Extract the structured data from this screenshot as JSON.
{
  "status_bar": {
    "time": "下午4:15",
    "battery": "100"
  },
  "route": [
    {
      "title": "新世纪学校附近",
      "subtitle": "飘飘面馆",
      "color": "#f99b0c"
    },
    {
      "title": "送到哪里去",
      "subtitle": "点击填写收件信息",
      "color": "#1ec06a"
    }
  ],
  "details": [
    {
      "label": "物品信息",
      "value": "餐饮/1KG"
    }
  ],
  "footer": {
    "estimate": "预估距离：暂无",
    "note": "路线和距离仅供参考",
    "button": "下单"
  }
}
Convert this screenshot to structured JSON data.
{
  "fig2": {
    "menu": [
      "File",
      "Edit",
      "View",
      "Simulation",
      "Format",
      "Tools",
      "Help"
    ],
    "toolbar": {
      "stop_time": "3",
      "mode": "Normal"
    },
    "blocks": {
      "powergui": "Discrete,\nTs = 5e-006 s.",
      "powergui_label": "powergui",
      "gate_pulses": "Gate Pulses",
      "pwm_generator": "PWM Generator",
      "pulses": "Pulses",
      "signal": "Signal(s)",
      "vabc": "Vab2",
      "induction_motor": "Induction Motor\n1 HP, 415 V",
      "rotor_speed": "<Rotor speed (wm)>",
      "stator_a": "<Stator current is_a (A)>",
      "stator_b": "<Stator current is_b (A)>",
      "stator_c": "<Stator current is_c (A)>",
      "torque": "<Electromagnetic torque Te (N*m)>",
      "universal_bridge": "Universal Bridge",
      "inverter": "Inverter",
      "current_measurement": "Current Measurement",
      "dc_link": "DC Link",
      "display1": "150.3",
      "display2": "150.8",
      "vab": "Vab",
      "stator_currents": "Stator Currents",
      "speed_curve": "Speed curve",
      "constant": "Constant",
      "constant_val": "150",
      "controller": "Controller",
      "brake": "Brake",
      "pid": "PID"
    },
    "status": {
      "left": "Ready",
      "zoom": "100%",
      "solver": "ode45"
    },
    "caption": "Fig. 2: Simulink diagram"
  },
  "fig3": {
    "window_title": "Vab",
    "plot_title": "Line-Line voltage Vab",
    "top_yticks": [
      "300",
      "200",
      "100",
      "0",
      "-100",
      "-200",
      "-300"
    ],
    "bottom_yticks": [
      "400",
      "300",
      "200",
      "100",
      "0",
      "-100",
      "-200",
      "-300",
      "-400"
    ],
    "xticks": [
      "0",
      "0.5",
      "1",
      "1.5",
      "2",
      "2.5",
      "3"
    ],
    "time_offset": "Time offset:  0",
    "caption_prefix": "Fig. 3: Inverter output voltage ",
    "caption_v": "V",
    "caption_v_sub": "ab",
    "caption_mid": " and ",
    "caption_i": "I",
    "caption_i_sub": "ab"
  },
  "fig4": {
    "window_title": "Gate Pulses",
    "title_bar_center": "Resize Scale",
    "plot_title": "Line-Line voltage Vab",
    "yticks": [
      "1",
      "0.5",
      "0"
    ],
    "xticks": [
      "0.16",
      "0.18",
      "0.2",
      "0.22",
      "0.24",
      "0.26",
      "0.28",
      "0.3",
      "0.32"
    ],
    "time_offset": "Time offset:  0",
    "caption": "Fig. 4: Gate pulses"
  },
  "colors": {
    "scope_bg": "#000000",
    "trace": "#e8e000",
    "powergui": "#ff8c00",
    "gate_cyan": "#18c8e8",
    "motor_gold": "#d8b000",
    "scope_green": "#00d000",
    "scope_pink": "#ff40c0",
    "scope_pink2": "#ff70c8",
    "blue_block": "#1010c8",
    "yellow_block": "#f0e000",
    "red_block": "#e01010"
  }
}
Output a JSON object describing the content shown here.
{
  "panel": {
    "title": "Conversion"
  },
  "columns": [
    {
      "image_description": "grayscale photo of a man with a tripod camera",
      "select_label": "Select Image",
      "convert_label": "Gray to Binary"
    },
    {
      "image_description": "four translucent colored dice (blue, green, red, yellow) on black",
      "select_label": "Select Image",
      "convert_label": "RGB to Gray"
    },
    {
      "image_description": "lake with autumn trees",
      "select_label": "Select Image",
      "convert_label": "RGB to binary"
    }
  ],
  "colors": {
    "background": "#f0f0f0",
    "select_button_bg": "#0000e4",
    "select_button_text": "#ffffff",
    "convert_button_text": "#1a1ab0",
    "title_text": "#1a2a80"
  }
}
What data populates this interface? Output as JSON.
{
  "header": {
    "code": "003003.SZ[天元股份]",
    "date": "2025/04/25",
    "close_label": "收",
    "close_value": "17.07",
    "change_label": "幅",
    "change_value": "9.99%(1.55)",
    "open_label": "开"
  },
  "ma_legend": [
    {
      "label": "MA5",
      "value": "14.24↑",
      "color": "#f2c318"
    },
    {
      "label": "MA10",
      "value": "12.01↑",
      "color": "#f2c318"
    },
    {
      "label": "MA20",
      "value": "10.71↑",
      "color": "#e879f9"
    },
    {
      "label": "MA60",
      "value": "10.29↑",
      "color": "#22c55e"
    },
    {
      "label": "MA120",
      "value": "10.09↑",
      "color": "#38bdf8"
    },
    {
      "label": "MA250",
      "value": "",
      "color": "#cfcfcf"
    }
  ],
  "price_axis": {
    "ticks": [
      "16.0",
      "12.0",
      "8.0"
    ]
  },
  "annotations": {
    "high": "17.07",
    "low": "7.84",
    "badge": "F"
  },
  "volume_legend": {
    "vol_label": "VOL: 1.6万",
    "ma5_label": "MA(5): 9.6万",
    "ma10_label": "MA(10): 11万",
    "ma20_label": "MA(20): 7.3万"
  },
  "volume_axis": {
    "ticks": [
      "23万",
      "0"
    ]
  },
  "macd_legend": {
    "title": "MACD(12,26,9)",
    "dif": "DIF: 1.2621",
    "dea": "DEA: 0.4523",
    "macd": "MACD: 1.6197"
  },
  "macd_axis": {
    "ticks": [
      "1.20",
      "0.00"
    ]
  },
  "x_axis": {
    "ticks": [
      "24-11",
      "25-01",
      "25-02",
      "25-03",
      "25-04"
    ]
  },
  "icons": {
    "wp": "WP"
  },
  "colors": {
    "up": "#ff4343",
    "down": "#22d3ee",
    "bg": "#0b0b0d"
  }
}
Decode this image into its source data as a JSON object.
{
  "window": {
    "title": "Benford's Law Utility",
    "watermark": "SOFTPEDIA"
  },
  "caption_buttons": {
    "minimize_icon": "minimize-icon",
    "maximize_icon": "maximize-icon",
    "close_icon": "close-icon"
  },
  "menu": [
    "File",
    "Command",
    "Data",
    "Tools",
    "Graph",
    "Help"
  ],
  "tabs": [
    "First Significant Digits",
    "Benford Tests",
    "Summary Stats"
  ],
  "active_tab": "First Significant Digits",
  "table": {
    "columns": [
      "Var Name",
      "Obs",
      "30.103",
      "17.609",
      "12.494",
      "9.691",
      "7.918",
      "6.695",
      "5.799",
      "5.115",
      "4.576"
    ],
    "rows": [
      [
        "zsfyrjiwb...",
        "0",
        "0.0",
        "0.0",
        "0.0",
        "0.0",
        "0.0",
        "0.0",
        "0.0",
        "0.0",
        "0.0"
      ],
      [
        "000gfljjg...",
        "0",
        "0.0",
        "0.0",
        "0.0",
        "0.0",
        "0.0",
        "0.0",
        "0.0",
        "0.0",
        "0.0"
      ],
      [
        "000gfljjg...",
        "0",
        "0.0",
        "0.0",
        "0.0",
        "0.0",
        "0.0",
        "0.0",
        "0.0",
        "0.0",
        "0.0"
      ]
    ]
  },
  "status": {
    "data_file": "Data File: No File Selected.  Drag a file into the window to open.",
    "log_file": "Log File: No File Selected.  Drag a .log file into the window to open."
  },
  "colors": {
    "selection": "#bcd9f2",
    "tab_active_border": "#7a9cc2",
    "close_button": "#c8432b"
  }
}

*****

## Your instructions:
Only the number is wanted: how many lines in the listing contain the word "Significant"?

## Response below:
2